Below is a Trojan Family portrait from Bangalore, on the occasion of the USC Viterbi School of Engineering’s dedication of the university’s Bangalore office Friday night. The group consisted of USC’s leadership delegation, alumni and parents, and friends of USC.
Topics: Arts, Media Coverage
“A strong relationship with India is very beneficial to our students in America,” President Nikias said in a feature article in the Financial Chronicle of India. The article noted that the president feels a personal connection to India. “Cyprus used to be a British colony like India and India was a big brother to Cyprus,” he was quoted as saying. “Jawaharlal Nehru was a very close friend of Cyprus’ first president, Archbishop Makarios. Indira Gandhi visited the island when she was the prime minister. And most importantly it was in 1960s when I had a chance to see a number of Hindi movies that were shown in theatres with Greek subtitles.”
With 1,600 Indian students attending USC, you can be sure that there is considerable interest on campus for the 2011 Cricket World Cup, currently being co-hosted by India. In response, Student Affairs has opened up Tommy’s Place in the Tutor Campus Center for the games, which are beginning at 2:45 p.m. in India. That translates to 1:45 a.m. Pacific time!
Topics: New Delhi, Political Leaders
Prime Minister Manmohan Singh, shown below with President Max Nikias and trustee Ratan Tata during their meeting on Feb. 23, is one of the most transforming figures in modern India’s short history. As the country’s finance minister in the early 1990s, he led the economic reforms that opened up the Indian economy to international trade and set the country on a rapid path toward status as a major global player. The liberalizing of the Indian economic structure, in 1991, coincided with Tata’s appointment as head of the Tata Group.

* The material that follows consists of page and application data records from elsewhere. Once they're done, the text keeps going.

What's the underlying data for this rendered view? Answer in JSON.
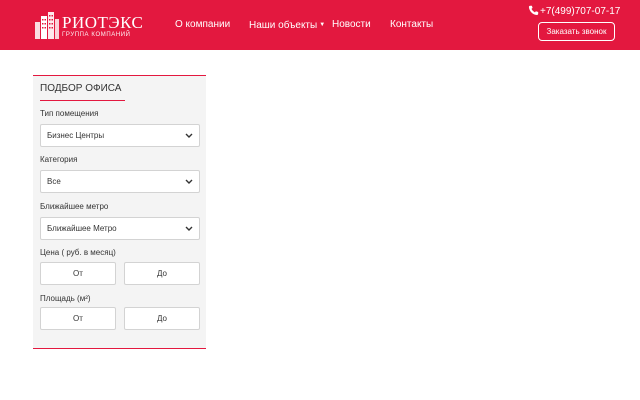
{
  "brand": {
    "name": "РИОТЭКС",
    "tagline": "ГРУППА КОМПАНИЙ",
    "color": "#e3183f"
  },
  "nav": {
    "items": [
      {
        "label": "О компании"
      },
      {
        "label": "Наши объекты",
        "has_dropdown": true
      },
      {
        "label": "Новости"
      },
      {
        "label": "Контакты"
      }
    ]
  },
  "contact": {
    "phone": "+7(499)707-07-17",
    "phone_icon": "phone-icon",
    "callback_label": "Заказать звонок"
  },
  "filter": {
    "title": "ПОДБОР ОФИСА",
    "room_type": {
      "label": "Тип помещения",
      "value": "Бизнес Центры"
    },
    "category": {
      "label": "Категория",
      "value": "Все"
    },
    "metro": {
      "label": "Ближайшее метро",
      "value": "Ближайшее Метро"
    },
    "price": {
      "label": "Цена ( руб. в месяц)",
      "from": "От",
      "to": "До"
    },
    "area": {
      "label": "Площадь (м²)",
      "from": "От",
      "to": "До"
    }
  }
}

In the new and open environment that Singh helped create, Tata led his group to unprecedented growth in sectors as diverse as steel, telecommunications, automobiles and food.
President Nikias reported that it was a special privilege to be able to hear first-hand from Prime Minister Singh about his hopes for increased Indo-American connections.